Please filter the data below down to the lines holding the string "dùng".

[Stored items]
□ □ □ □

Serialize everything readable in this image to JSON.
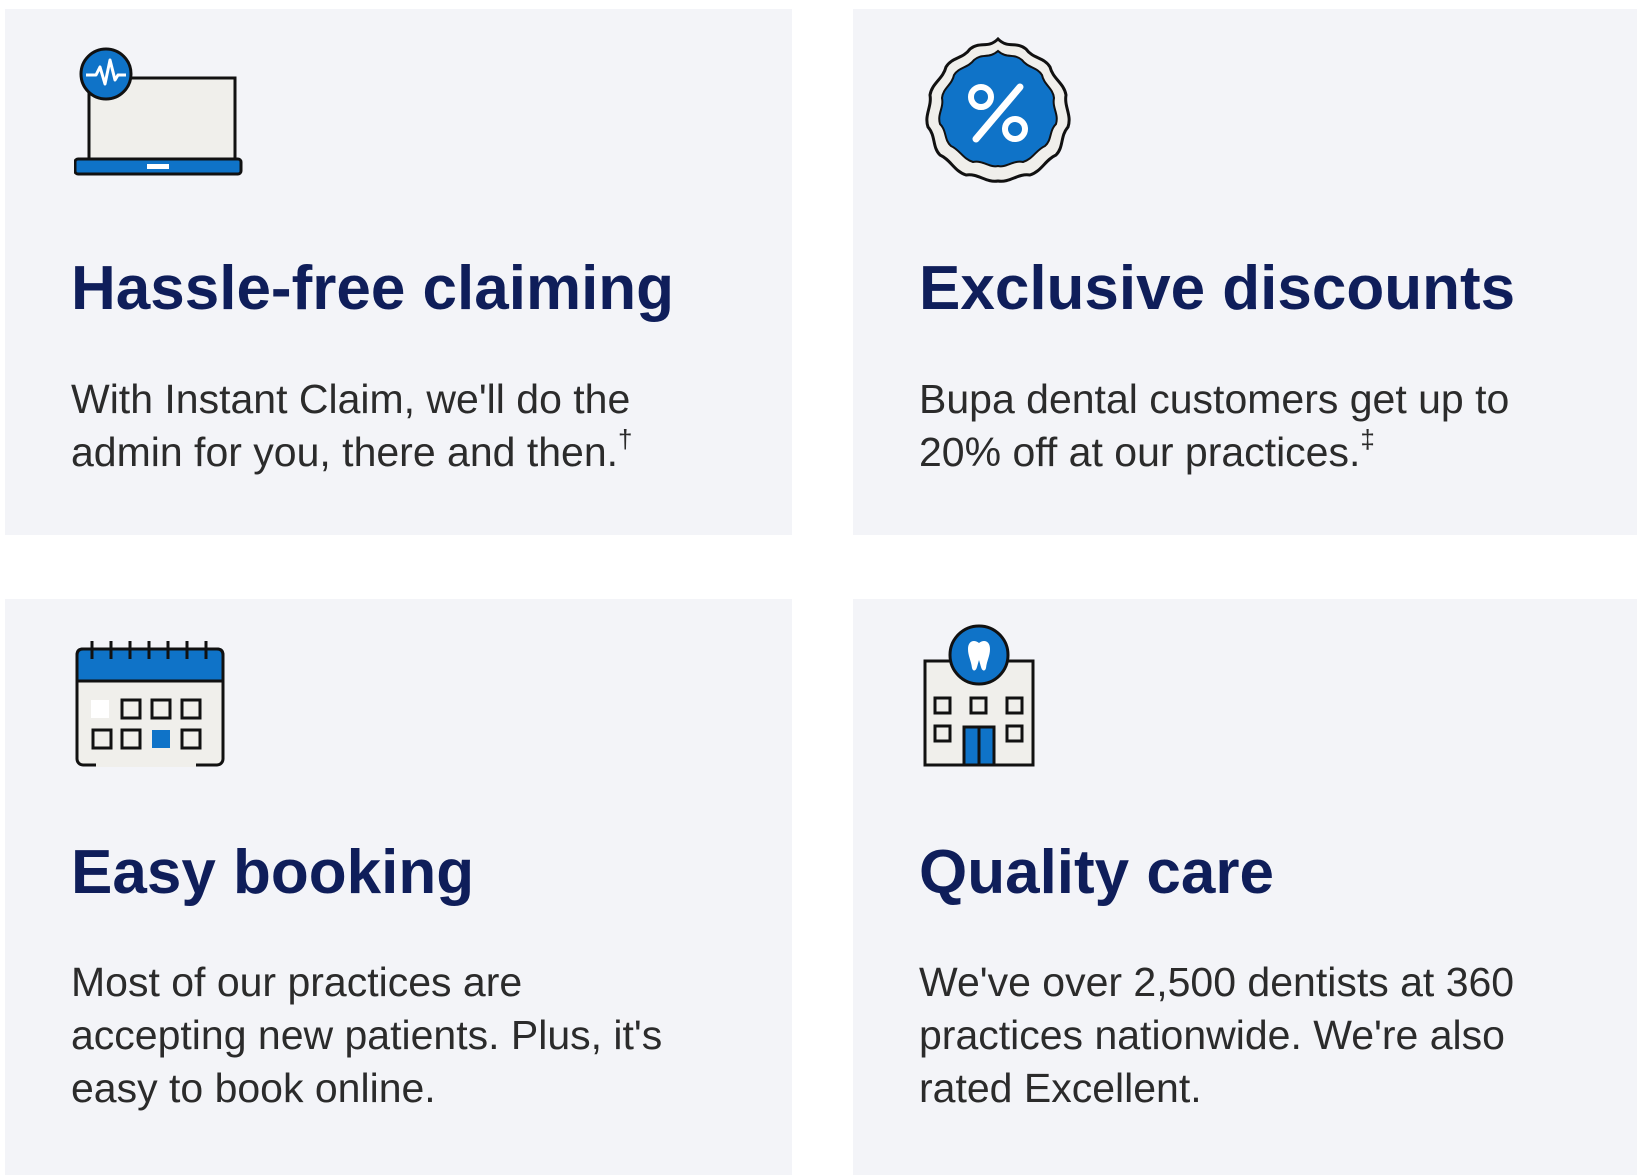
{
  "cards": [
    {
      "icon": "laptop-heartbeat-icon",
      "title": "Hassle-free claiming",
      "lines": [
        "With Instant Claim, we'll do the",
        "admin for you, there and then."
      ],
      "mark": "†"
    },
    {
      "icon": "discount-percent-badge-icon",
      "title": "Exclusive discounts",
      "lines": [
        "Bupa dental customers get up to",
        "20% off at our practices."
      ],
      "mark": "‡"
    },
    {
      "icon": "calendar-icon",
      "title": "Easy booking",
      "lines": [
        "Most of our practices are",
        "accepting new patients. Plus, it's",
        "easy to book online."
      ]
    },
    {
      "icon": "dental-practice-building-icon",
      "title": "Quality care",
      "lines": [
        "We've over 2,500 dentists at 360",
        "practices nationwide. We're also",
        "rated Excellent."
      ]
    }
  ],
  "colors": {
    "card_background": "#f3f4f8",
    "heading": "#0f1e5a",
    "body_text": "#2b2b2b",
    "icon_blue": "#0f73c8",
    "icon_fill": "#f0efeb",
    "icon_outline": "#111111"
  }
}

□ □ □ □

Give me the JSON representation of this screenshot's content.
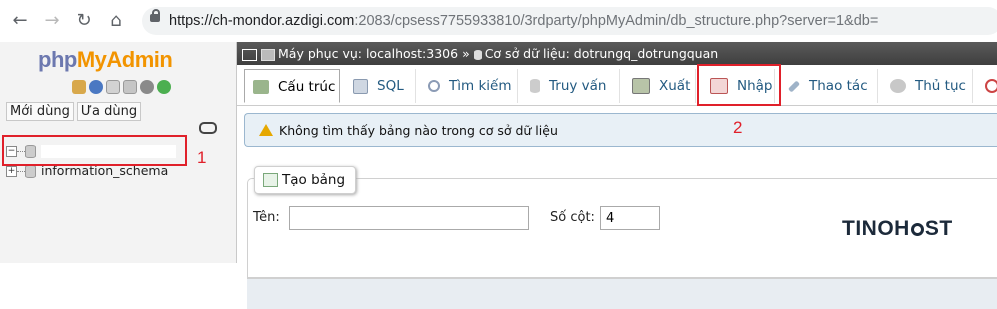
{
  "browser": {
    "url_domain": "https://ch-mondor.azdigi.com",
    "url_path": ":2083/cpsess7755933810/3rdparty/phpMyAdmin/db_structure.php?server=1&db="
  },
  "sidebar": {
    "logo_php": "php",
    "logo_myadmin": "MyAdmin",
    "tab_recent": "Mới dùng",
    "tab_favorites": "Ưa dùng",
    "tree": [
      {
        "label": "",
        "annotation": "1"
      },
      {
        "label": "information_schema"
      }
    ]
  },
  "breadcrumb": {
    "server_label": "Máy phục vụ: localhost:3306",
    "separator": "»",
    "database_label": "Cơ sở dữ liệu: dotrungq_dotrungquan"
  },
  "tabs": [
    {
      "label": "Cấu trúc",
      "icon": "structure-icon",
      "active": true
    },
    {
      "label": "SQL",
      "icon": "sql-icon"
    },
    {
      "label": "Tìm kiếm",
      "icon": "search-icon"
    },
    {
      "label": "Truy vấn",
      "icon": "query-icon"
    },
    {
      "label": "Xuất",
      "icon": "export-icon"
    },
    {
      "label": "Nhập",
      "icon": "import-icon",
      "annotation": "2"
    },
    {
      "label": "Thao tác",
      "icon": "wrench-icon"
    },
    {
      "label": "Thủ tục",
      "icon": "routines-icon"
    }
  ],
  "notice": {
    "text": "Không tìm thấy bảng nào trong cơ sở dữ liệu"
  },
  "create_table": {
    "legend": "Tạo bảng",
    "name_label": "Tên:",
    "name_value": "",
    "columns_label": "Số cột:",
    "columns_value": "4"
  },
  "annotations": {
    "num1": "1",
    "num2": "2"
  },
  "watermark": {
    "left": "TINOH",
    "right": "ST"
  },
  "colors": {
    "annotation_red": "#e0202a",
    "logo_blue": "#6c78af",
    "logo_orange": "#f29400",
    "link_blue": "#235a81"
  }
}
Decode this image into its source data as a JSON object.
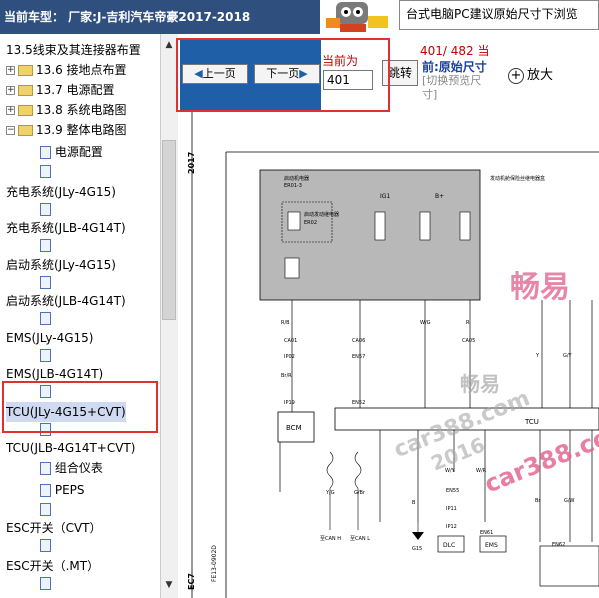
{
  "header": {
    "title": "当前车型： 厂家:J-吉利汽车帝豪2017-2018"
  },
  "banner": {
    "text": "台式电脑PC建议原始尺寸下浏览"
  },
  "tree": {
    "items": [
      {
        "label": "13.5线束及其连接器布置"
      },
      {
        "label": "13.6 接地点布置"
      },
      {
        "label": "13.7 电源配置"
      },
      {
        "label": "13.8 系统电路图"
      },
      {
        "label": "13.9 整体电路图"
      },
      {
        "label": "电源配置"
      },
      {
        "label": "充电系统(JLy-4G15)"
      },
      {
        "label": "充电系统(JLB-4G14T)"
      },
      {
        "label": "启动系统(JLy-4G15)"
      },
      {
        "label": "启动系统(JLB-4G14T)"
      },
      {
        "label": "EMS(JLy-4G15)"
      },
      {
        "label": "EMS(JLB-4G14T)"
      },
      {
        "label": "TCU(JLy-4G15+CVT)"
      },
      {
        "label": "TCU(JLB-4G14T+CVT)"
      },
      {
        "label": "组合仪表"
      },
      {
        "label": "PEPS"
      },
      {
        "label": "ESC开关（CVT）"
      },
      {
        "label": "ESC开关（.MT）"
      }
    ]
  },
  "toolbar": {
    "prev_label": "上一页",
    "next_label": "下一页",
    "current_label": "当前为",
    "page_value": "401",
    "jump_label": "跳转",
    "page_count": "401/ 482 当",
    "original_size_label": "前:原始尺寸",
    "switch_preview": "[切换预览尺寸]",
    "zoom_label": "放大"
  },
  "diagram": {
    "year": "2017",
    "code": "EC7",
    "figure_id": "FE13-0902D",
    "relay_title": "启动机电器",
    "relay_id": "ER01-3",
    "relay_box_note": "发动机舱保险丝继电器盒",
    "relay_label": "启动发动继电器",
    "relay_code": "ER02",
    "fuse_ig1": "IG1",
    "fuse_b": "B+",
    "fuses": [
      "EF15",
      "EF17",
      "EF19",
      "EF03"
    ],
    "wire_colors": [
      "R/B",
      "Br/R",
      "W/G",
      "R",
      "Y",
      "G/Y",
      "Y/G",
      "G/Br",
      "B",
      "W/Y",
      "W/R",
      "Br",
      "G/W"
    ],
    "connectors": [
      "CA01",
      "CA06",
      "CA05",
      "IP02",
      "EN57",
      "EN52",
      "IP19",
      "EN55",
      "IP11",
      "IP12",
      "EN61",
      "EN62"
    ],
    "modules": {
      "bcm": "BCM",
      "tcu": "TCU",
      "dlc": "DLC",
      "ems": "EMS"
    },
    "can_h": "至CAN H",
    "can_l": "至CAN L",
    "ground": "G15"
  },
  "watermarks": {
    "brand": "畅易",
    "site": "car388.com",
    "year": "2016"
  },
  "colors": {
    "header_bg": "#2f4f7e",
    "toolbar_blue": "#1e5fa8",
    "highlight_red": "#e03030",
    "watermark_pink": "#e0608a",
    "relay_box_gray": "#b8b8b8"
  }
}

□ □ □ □

**Your solution**
    "tab_recent": "Mới dùng",
    "tab_favorites": "Ưa dùng",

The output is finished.